The garment sector is facing a double whammy as more and more factories are closing at a time when apparel shipments are falling.
Between July and November, garment exports declined 7.74 percent year-on-year to $13.08 billion, which was 13.63 percent below the target set for the period, according to data from the Export Promotion Bureau (EPB).
In the last 11 months to November, 61 factories were shut down, rendering 31,600 workers jobless, according to data from the Bangladesh Garment Manufacturers and Exporters Association (BGMEA), the trade body for apparel makers and exporters.
On the other hand, Bangladesh’s main competitor Vietnam reaped nearly $27.4 billion from exporting garments and textiles in the first 10 months of this year, posting a year-on-year rise of 8.7 percent, according to the country’s General Statistics Office on Tuesday.
Stronger currencies and policy incentives given by the competitor countries are enabling them to get more business by offering lower prices than Bangladesh, according to the exporters and analysts of the BGMEA.
A significant increase in production cost because of the implementation of the minimum wage in December last year is another major reason for the falling garment export, they said.
Poor efficiency and relatively higher cost of doing business are decaying Bangladesh’s trade competitiveness.
Over-concentration of the industry to a few product items and to a handful of markets are among the top-rated challenges, the leaders of the garment makers’ platform said.
“As we are tracking export data on monthly basis, the trend is still giving a dull picture,” said Rubana Huq, president of the BGMEA.
The data of the first fortnight of December showed that exports declined by more than 3 percent, meaning the growth may continue falling in the whole month, she said.
It is difficult to project the trend since the global market looks volatile due to the emergence of a number of factors such as the EU-Vietnam free trade agreement, the strategic move by China to offset the impact of punitive tariff by lowering prices, and the emergence of new sourcing destinations, according to Huq.
“The growing share of online sales will also bring a major disruption to the conventional way of doing business in the medium term. If we do not take proper steps now to get ourselves at par with our competitors, it will be difficult to get the rhythm back in our exports.”

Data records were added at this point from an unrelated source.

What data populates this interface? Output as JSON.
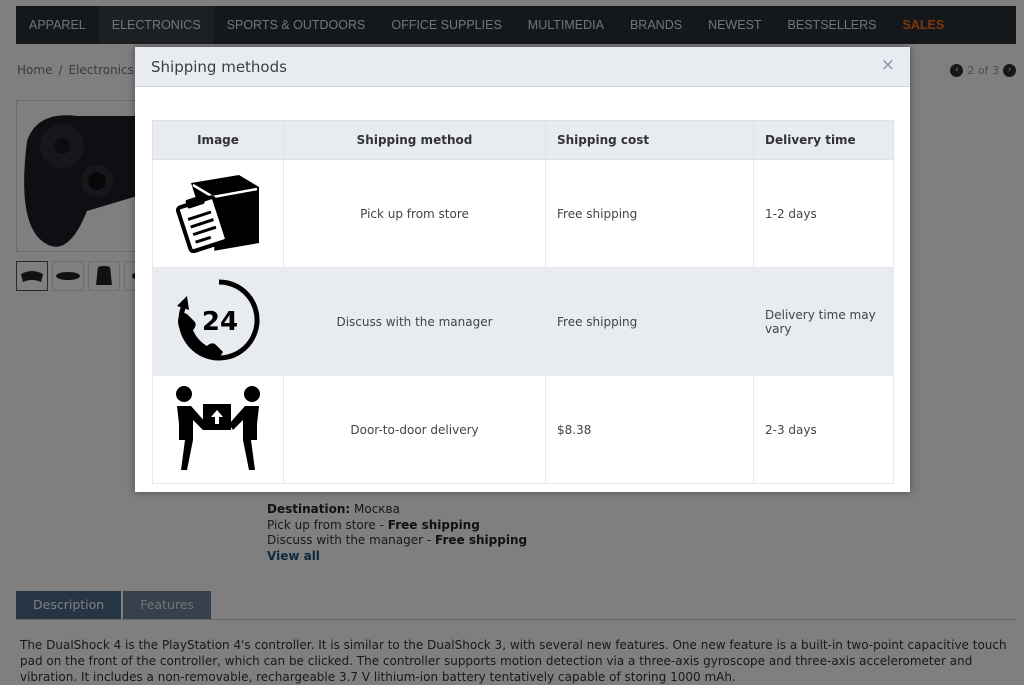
{
  "nav": {
    "items": [
      {
        "label": "APPAREL"
      },
      {
        "label": "ELECTRONICS"
      },
      {
        "label": "SPORTS & OUTDOORS"
      },
      {
        "label": "OFFICE SUPPLIES"
      },
      {
        "label": "MULTIMEDIA"
      },
      {
        "label": "BRANDS"
      },
      {
        "label": "NEWEST"
      },
      {
        "label": "BESTSELLERS"
      },
      {
        "label": "SALES"
      }
    ],
    "sales_color": "#ff6a1a"
  },
  "breadcrumb": {
    "home": "Home",
    "separator": "/",
    "category": "Electronics"
  },
  "pager": {
    "text": "2 of 3",
    "prev_icon": "chevron-left-icon",
    "next_icon": "chevron-right-icon"
  },
  "delivery": {
    "destination_label": "Destination:",
    "destination_value": "Москва",
    "line1_method": "Pick up from store -",
    "line1_cost": "Free shipping",
    "line2_method": "Discuss with the manager -",
    "line2_cost": "Free shipping",
    "view_all": "View all"
  },
  "tabs": {
    "description": "Description",
    "features": "Features"
  },
  "description_text": "The DualShock 4 is the PlayStation 4's controller. It is similar to the DualShock 3, with several new features. One new feature is a built-in two-point capacitive touch pad on the front of the controller, which can be clicked. The controller supports motion detection via a three-axis gyroscope and three-axis accelerometer and vibration. It includes a non-removable, rechargeable 3.7 V lithium-ion battery tentatively capable of storing 1000 mAh.",
  "modal": {
    "title": "Shipping methods",
    "close": "×",
    "columns": {
      "image": "Image",
      "method": "Shipping method",
      "cost": "Shipping cost",
      "time": "Delivery time"
    },
    "rows": [
      {
        "icon": "package-clipboard-icon",
        "method": "Pick up from store",
        "cost": "Free shipping",
        "time": "1-2 days"
      },
      {
        "icon": "phone-24-icon",
        "icon_text": "24",
        "method": "Discuss with the manager",
        "cost": "Free shipping",
        "time": "Delivery time may vary"
      },
      {
        "icon": "courier-handover-icon",
        "method": "Door-to-door delivery",
        "cost": "$8.38",
        "time": "2-3 days"
      }
    ]
  }
}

The probable fallout could be closure of more factories, displacements of more workers and a decline in export earnings, which might affect the overall macro-economic performance of the country, she said.
“We have appealed to the government for a few policy support to tackle the crisis.”
The government also responded and lowered the source tax on garment export to 0.25 percent.
“However, we have demanded for the retrospective effect of it like previous years,” Huq said.
“At the same time we have requested for withdrawal of the conditions to avail the 1 percent special incentive and also for withdrawal of tax on incentives.”
She said since the exchange rate has become a major downside of the country’s competitiveness, the BGMEA hopes the government will be considerate to allow a premium—for example, Tk 5 per US dollar on 25 percent of export value—on the local retention on garments exports.
According to Huq, diversification of the industry is one of the most important priorities now and the sector needs special incentive to encourage product and material diversification and innovation.
“For long-term business sustainability, we need an exit policy.”
Ahsan H Mansur, executive director of the Policy Research Institute of Bangladesh, argued for a temporary devaluation of the taka against the US dollar for some selective exportable garment items.
For instance, the government can devalue the greenback for the manmade fibre garment and synthetic fibre garment exports, he said.
If the government devalues the local currency against the dollar for selective items, product diversification will take place automatically, he said.
Mansur also said the taka can be devalued to Tk 90 against a US dollar right at this moment. However, the government should also notice whether the inflation goes up due to the devaluation of the currency, he said.
“Currency devaluation is not a permanent solution,” he said.
The garment industry has to increase its efficiency at least by 30 percent if it wants to be more competitive globally, said Mansur, also a former economist of the International Monetary Fund.
“The sector can obtain efficiency through efficient management practices, technology selection and product and market diversification.”